Whereas Oregon has concentrated on new energy facilities, Massachusetts has focused on some of its most established—and significant—greenhouse gas sources. In April 2001, Republican Governor Jane Swift issued regulations that establish carbon dioxide caps for six power plants that collectively produce 40 percent of the state's electricity. Each must reduce its carbon dioxide releases 10 percent below late 1990 levels by 2004-06. Options for attaining compliance include changing fuel or generating technologies, swapping carbon dioxide reduction credits with other plants in the state, or investing in off-system reductions. Several other states, including Illinois, New Hampshire, and New York, have been actively considering their own versions of this approach.

Looking Ahead

It is possible that the federal government will soon shift gears on climate change, developing a comprehensive and creative policy. It is also possible that the Chicago Cubs will reverse a near-century of futility and win the next World Series. Neither prospect seems plausible.

In the meantime the United States would be well advised to build on the best practices emerging at the state level. Congress and the executive could begin by requiring annual reporting on greenhouse gas releases and establishing formal metrics for banking and trading projects. They might also follow the lead of Massachusetts and its counterparts, expanding the "multipollutant" definition to include greenhouse gases and emulating the most promising state reduction strategies.

It might also be desirable to link the climate change question with the question of how to divide federal and state responsibilities for environmental and energy policy.
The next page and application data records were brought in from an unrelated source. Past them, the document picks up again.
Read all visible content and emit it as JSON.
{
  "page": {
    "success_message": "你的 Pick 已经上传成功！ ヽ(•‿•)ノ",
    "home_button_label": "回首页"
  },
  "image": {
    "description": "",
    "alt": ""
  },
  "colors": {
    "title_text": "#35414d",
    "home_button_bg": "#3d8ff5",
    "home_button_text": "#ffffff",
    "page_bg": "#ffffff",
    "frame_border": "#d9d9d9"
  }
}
Although virtually every study on the "future of environmental policy" since the first Earth Day in 1970 has recommended finding more rational ways to allocate these responsibilities, the old hodge-podge of intergovernmental duties and tensions persists.

The Clinton administration attempted some decentralization by offering to negotiate National Environmental Performance Partnership agreements with states. The goal was to spur more innovation and measurable performance improvements by offering states greater flexibility in regulatory compliance and in spending federal grant dollars. More than 40 states participated in some fashion, although it is not clear that they or the federal government have yet devoted much energy or creativity to this process.

The Bush administration could take this tool and invite states, individually or regionally, to outline a more state-based approach to climate change policy. It could challenge groups such as the National Governors Association, Environmental Council of the States, and National Association of State Energy Officials to weave a state-based strategy on greenhouse gas reductions into a larger compact on regulatory federalism. As long as performance measures were established—and goals attained—states could receive far more latitude than under traditional regulation. They could actively engage in interstate emissions trading, possibly making expanded use of interstate compacts or even state-to-nation trading as is now being examined between New Jersey and the Netherlands as well as a cluster of New England states and Maritime provinces.

Such a devolution of leadership would, in effect, reflect the policy reality of the past decade. Tapping into the experience of the states in setting realistic climate change policy—while recognizing its current limits—might finally move us beyond the fractious debate of the past decade.